cmeans.R
eliza-angelica.png
prelim-code.R
reading-level.R
wordclouds.R

README.md

Hamilton lyrical analysis

An lexical analysis of the lyrics in the cast album for the broadway show "Hamilton," produced for "With every word, I drop knowledge: A lexical analysis of 'Hamilton'" at dhmontgomery.com.

The four pieces of R code here will, given a proper database of "Hamilton" lyrics, produce for each character's lyrics:

  • the total number of words
  • a word cloud visualizing the most commonly used words
  • the reading level of that character's vocabulary

It will also produce a "fuzzy c-means cluster" analysis of the lyrics, which categorizes each character's lyrics by similarity and sorts them into a number of groups. (For similar c-means analysis, see my article for the St. Paul Pioneer Press, "Mark Dayton’s State of the State: Big picture, plenty of data" and the technical explanation, and my inspiration, David Byler of RealClearPolitics' analysis of presidential candidate vocabulary.)

The prelim-code.R file will need to be run first to get the data in the appropriate files and formats.
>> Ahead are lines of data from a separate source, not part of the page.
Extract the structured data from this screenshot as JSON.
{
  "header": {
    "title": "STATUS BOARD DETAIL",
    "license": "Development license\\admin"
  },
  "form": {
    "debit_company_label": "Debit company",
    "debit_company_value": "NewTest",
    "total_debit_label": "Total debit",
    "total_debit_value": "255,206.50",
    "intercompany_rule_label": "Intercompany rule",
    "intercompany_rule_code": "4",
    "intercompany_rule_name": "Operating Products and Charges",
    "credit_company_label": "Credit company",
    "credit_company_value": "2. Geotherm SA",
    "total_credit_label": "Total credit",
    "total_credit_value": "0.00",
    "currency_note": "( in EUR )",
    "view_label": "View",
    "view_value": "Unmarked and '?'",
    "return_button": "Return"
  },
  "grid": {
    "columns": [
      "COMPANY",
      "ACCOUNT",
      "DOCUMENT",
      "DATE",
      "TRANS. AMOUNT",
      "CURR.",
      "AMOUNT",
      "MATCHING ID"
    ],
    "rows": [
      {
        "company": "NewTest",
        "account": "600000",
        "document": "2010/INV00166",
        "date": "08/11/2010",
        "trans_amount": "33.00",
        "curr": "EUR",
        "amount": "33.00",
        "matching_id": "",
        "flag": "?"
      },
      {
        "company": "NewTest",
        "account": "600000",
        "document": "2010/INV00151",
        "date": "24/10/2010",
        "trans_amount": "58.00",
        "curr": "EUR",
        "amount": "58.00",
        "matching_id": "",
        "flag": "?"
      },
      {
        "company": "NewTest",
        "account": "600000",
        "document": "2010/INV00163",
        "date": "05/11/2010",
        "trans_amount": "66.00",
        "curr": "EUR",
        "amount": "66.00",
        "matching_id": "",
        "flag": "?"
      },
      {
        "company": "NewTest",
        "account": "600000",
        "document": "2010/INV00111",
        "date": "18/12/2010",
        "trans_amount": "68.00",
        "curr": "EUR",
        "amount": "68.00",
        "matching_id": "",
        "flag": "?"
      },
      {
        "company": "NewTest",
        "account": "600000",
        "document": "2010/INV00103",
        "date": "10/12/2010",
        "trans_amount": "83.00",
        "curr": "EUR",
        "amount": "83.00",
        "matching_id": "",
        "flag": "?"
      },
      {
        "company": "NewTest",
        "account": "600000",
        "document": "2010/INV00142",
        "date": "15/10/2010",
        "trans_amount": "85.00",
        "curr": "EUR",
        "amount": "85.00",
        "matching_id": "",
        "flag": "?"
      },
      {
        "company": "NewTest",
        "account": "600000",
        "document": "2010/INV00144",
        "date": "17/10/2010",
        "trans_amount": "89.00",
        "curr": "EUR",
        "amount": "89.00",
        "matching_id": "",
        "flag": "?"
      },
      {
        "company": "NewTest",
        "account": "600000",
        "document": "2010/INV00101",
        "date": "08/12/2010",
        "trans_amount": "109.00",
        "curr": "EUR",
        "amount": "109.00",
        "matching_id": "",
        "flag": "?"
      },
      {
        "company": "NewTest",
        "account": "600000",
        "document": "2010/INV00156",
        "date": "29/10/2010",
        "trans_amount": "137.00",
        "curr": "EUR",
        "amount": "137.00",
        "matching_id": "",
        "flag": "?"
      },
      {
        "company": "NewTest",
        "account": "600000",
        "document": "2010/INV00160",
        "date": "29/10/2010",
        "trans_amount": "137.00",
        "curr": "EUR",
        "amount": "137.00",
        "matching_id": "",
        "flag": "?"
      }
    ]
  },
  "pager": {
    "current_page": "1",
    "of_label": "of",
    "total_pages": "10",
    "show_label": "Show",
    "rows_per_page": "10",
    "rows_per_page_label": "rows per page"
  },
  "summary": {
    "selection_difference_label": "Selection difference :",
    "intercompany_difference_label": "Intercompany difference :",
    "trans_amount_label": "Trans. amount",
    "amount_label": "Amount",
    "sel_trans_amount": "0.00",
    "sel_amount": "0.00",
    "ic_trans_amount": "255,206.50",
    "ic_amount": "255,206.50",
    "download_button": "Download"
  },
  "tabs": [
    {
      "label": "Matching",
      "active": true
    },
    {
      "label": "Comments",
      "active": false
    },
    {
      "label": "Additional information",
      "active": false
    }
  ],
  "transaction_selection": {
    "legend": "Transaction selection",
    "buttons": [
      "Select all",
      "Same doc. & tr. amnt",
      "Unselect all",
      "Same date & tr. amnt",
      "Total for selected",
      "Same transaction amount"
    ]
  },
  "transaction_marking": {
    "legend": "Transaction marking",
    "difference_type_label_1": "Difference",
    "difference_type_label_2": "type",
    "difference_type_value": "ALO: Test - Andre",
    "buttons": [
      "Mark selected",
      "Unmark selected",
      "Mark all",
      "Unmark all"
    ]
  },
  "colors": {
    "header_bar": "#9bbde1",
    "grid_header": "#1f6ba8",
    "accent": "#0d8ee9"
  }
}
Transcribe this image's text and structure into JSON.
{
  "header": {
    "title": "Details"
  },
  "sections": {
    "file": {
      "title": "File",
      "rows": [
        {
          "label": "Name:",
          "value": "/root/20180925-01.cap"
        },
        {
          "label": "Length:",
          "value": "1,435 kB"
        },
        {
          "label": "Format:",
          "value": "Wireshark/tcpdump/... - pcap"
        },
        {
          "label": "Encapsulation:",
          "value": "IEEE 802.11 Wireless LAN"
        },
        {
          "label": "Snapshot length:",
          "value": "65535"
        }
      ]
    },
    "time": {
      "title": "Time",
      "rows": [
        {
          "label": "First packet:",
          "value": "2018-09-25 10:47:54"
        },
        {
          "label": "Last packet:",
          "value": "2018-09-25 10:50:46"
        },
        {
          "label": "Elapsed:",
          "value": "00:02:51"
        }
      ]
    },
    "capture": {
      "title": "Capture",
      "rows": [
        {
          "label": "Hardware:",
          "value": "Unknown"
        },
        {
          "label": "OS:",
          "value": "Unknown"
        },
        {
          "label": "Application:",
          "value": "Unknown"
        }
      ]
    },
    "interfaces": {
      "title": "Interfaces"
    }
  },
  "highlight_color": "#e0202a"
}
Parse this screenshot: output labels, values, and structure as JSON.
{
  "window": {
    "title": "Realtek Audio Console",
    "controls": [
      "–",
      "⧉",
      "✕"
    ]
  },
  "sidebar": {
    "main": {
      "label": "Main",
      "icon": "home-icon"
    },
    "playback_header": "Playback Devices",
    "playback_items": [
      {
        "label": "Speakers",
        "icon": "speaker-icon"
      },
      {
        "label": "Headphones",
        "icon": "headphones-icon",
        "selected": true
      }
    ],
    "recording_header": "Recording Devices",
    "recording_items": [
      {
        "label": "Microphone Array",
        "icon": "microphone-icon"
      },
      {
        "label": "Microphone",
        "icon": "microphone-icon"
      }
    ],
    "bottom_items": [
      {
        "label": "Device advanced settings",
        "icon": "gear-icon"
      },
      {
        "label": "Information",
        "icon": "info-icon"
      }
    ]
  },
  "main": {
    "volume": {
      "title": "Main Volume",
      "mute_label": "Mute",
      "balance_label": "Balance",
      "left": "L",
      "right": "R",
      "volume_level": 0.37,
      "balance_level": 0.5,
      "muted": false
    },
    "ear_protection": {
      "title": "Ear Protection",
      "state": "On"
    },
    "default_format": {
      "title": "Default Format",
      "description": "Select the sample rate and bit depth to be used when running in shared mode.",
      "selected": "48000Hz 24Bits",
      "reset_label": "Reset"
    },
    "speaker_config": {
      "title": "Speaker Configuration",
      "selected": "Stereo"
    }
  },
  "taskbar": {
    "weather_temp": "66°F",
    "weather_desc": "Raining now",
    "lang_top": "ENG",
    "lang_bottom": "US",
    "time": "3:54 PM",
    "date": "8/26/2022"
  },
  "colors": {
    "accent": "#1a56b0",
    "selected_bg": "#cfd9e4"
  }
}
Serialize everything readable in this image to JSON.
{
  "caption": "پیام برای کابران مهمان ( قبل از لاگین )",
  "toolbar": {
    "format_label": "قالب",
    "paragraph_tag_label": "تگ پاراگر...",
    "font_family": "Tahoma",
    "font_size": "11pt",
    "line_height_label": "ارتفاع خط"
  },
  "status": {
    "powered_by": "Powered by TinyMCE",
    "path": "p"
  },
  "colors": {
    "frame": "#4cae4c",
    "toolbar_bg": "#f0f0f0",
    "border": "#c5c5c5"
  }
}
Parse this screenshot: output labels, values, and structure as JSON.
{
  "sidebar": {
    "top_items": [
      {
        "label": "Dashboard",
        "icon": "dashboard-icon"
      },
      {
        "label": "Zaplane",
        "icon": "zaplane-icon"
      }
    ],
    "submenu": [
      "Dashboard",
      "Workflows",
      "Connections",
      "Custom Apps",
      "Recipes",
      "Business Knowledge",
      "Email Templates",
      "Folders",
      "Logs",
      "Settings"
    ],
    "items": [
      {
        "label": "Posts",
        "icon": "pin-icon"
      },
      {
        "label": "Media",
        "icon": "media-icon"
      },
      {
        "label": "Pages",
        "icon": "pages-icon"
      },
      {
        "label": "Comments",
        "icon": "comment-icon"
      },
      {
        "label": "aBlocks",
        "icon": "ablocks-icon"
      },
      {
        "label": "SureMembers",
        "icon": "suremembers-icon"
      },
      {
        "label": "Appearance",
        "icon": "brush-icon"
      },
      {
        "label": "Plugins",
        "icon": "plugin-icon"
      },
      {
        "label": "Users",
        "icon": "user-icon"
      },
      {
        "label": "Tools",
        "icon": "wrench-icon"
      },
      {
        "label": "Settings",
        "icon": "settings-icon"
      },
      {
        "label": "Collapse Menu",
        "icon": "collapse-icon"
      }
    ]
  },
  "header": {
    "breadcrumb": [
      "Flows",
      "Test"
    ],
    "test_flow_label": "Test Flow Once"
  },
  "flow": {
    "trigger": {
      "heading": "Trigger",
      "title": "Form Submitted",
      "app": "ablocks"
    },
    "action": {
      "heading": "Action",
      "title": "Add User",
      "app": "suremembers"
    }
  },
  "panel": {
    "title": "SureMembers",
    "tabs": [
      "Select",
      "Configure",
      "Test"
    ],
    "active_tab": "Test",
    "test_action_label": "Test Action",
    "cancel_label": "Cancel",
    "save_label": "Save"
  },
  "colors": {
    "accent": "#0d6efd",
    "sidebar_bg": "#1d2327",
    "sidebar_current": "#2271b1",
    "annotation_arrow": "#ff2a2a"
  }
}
After that, wordclouds.R, reading-level.R and cmeans.R can be run in any order.

Eliza/Angelica wordcloud

Note: this code may require an installation of TreeTagger to run the koRpus package properly. i had considerable difficulty installing it, so if you want to run this code or a variant, I'd recommend trying it without TreeTagger first before attempting to install it.

Unfortunately for replicability of this analysis, the "Hamilton" lyrics are copyrighted, so I'm not republishing the database I created. To replicate my results you will need to recreate the dataset by following the steps below, which took me several hours. You can also adapt them to another corpus of words.

Here's how I produced the database you'll need:

  1. On the show's Genius.com page, I copied and pasted the lyrics into individual text files for each song. I simplified the lyrics in each text file so that each consecutive string of words sung or spoken by a single character was on a single line, headed by the character's name, such as: [HAMILTON] Pardon me. Are you Aaron Burr, sir?
  2. I concatenated all the songs together into a single text file. (I used the Mac OS Terminal "cat" command.)
  3. I converted the text file into a CSV, with the singer of a line in the leftmost column and the lyrics in the second column. In a series of further columns to the right, I hand-coded each line of lyrics by singer — but classified all the lines sung by non-major characters as either "Ensemble" or "Extra" (minor characters such as Seabury). Some lines were sung by more than one character, so a line by both Jefferson and Madison was marked as being a line for each of them. This gave me a spreadsheet called "hamiltonr.csv", the basis for the code in this project. This will need to be placed in your working directory to run the R code.